**TASK PROMPT:** All the entries need to be duplicated exactly, with the pictures omitted.

● ● ● ● ● ● ●

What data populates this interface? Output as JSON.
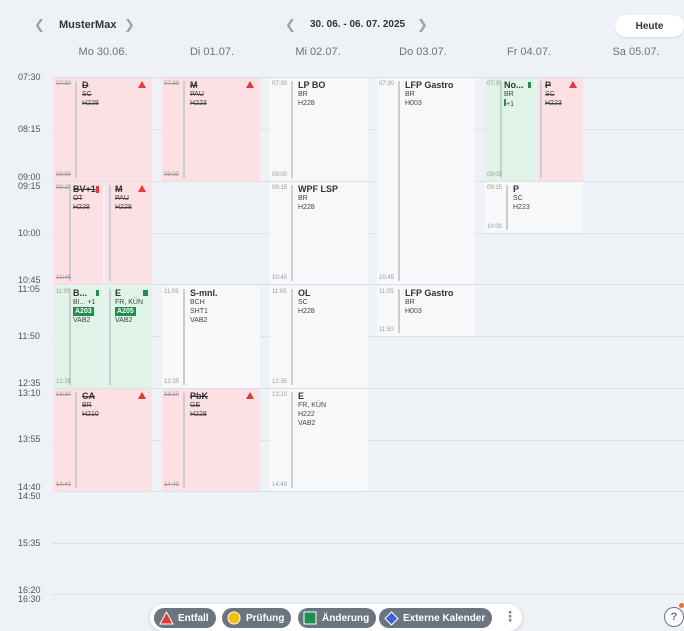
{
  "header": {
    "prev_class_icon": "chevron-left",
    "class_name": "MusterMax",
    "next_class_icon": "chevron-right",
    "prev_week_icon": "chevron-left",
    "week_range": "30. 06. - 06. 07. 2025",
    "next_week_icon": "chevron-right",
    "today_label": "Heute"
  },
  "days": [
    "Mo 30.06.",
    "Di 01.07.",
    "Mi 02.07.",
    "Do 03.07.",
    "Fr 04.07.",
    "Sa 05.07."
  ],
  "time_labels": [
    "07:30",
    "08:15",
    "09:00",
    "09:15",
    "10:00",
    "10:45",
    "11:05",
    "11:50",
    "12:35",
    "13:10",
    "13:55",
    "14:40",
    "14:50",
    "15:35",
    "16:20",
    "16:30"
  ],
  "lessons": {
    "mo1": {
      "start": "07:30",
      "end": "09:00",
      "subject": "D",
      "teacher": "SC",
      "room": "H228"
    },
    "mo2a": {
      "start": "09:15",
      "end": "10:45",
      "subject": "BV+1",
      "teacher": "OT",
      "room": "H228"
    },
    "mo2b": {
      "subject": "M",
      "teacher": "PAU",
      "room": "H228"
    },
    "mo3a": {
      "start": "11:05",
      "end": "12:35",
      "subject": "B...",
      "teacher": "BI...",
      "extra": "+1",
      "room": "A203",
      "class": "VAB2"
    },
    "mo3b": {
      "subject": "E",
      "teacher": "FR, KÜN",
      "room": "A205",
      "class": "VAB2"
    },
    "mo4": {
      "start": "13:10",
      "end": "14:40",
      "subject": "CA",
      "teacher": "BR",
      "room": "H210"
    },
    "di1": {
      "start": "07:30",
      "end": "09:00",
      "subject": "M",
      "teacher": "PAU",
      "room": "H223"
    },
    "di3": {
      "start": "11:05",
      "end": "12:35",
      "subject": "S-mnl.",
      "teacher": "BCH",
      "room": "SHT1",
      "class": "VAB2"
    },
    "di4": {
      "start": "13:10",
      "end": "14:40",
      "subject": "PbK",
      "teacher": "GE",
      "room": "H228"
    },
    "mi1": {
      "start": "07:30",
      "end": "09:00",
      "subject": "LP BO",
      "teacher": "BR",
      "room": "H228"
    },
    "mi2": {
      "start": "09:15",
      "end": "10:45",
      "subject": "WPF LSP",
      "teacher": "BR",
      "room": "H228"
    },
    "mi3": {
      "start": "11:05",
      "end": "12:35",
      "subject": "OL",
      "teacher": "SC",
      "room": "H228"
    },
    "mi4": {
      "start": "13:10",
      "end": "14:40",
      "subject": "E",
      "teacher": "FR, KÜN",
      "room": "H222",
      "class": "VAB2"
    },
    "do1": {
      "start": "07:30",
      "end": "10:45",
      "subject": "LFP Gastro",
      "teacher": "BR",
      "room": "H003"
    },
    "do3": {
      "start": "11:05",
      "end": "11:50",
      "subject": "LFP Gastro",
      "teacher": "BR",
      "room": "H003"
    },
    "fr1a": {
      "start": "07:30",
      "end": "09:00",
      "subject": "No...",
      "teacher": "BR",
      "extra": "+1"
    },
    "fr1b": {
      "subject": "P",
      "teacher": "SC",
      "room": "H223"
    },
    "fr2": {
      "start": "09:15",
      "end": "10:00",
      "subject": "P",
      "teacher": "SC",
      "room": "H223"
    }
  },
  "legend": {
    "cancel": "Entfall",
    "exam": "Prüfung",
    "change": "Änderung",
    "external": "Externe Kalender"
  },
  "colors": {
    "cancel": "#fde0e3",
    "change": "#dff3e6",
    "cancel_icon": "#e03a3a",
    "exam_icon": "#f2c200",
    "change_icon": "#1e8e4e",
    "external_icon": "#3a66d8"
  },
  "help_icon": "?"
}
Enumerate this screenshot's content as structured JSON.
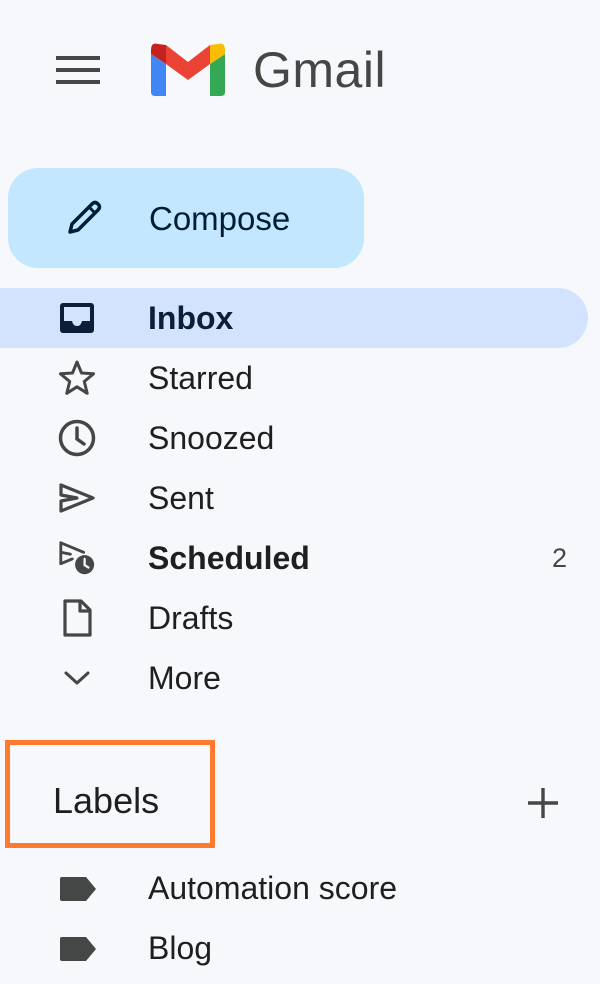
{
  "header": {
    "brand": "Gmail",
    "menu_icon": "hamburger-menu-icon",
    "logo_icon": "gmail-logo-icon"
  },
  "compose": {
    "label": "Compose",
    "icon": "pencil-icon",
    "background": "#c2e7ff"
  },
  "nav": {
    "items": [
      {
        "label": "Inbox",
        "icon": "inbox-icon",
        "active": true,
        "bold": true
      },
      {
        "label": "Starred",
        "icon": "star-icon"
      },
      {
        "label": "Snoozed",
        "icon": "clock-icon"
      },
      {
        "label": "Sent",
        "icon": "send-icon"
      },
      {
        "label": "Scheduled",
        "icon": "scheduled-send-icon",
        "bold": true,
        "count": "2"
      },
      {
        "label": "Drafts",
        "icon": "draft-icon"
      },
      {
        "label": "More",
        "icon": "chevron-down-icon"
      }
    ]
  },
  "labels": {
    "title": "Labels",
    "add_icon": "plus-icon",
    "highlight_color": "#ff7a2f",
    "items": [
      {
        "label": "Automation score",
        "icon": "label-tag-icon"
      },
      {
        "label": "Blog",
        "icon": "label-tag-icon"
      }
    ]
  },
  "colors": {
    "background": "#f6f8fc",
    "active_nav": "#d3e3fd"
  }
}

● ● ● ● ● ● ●

**SOLUTION TO THIS EXERCISE:**
What data populates this interface? Output as JSON.
{
  "header": {
    "prev_class_icon": "chevron-left",
    "class_name": "MusterMax",
    "next_class_icon": "chevron-right",
    "prev_week_icon": "chevron-left",
    "week_range": "30. 06. - 06. 07. 2025",
    "next_week_icon": "chevron-right",
    "today_label": "Heute"
  },
  "days": [
    "Mo 30.06.",
    "Di 01.07.",
    "Mi 02.07.",
    "Do 03.07.",
    "Fr 04.07.",
    "Sa 05.07."
  ],
  "time_labels": [
    "07:30",
    "08:15",
    "09:00",
    "09:15",
    "10:00",
    "10:45",
    "11:05",
    "11:50",
    "12:35",
    "13:10",
    "13:55",
    "14:40",
    "14:50",
    "15:35",
    "16:20",
    "16:30"
  ],
  "lessons": {
    "mo1": {
      "start": "07:30",
      "end": "09:00",
      "subject": "D",
      "teacher": "SC",
      "room": "H228"
    },
    "mo2a": {
      "start": "09:15",
      "end": "10:45",
      "subject": "BV+1",
      "teacher": "OT",
      "room": "H228"
    },
    "mo2b": {
      "subject": "M",
      "teacher": "PAU",
      "room": "H228"
    },
    "mo3a": {
      "start": "11:05",
      "end": "12:35",
      "subject": "B...",
      "teacher": "BI...",
      "extra": "+1",
      "room": "A203",
      "class": "VAB2"
    },
    "mo3b": {
      "subject": "E",
      "teacher": "FR, KÜN",
      "room": "A205",
      "class": "VAB2"
    },
    "mo4": {
      "start": "13:10",
      "end": "14:40",
      "subject": "CA",
      "teacher": "BR",
      "room": "H210"
    },
    "di1": {
      "start": "07:30",
      "end": "09:00",
      "subject": "M",
      "teacher": "PAU",
      "room": "H223"
    },
    "di3": {
      "start": "11:05",
      "end": "12:35",
      "subject": "S-mnl.",
      "teacher": "BCH",
      "room": "SHT1",
      "class": "VAB2"
    },
    "di4": {
      "start": "13:10",
      "end": "14:40",
      "subject": "PbK",
      "teacher": "GE",
      "room": "H228"
    },
    "mi1": {
      "start": "07:30",
      "end": "09:00",
      "subject": "LP BO",
      "teacher": "BR",
      "room": "H228"
    },
    "mi2": {
      "start": "09:15",
      "end": "10:45",
      "subject": "WPF LSP",
      "teacher": "BR",
      "room": "H228"
    },
    "mi3": {
      "start": "11:05",
      "end": "12:35",
      "subject": "OL",
      "teacher": "SC",
      "room": "H228"
    },
    "mi4": {
      "start": "13:10",
      "end": "14:40",
      "subject": "E",
      "teacher": "FR, KÜN",
      "room": "H222",
      "class": "VAB2"
    },
    "do1": {
      "start": "07:30",
      "end": "10:45",
      "subject": "LFP Gastro",
      "teacher": "BR",
      "room": "H003"
    },
    "do3": {
      "start": "11:05",
      "end": "11:50",
      "subject": "LFP Gastro",
      "teacher": "BR",
      "room": "H003"
    },
    "fr1a": {
      "start": "07:30",
      "end": "09:00",
      "subject": "No...",
      "teacher": "BR",
      "extra": "+1"
    },
    "fr1b": {
      "subject": "P",
      "teacher": "SC",
      "room": "H223"
    },
    "fr2": {
      "start": "09:15",
      "end": "10:00",
      "subject": "P",
      "teacher": "SC",
      "room": "H223"
    }
  },
  "legend": {
    "cancel": "Entfall",
    "exam": "Prüfung",
    "change": "Änderung",
    "external": "Externe Kalender"
  },
  "colors": {
    "cancel": "#fde0e3",
    "change": "#dff3e6",
    "cancel_icon": "#e03a3a",
    "exam_icon": "#f2c200",
    "change_icon": "#1e8e4e",
    "external_icon": "#3a66d8"
  },
  "help_icon": "?"
}
Enumerate this screenshot's content as structured JSON.
{
  "header": {
    "brand": "Gmail",
    "menu_icon": "hamburger-menu-icon",
    "logo_icon": "gmail-logo-icon"
  },
  "compose": {
    "label": "Compose",
    "icon": "pencil-icon",
    "background": "#c2e7ff"
  },
  "nav": {
    "items": [
      {
        "label": "Inbox",
        "icon": "inbox-icon",
        "active": true,
        "bold": true
      },
      {
        "label": "Starred",
        "icon": "star-icon"
      },
      {
        "label": "Snoozed",
        "icon": "clock-icon"
      },
      {
        "label": "Sent",
        "icon": "send-icon"
      },
      {
        "label": "Scheduled",
        "icon": "scheduled-send-icon",
        "bold": true,
        "count": "2"
      },
      {
        "label": "Drafts",
        "icon": "draft-icon"
      },
      {
        "label": "More",
        "icon": "chevron-down-icon"
      }
    ]
  },
  "labels": {
    "title": "Labels",
    "add_icon": "plus-icon",
    "highlight_color": "#ff7a2f",
    "items": [
      {
        "label": "Automation score",
        "icon": "label-tag-icon"
      },
      {
        "label": "Blog",
        "icon": "label-tag-icon"
      }
    ]
  },
  "colors": {
    "background": "#f6f8fc",
    "active_nav": "#d3e3fd"
  }
}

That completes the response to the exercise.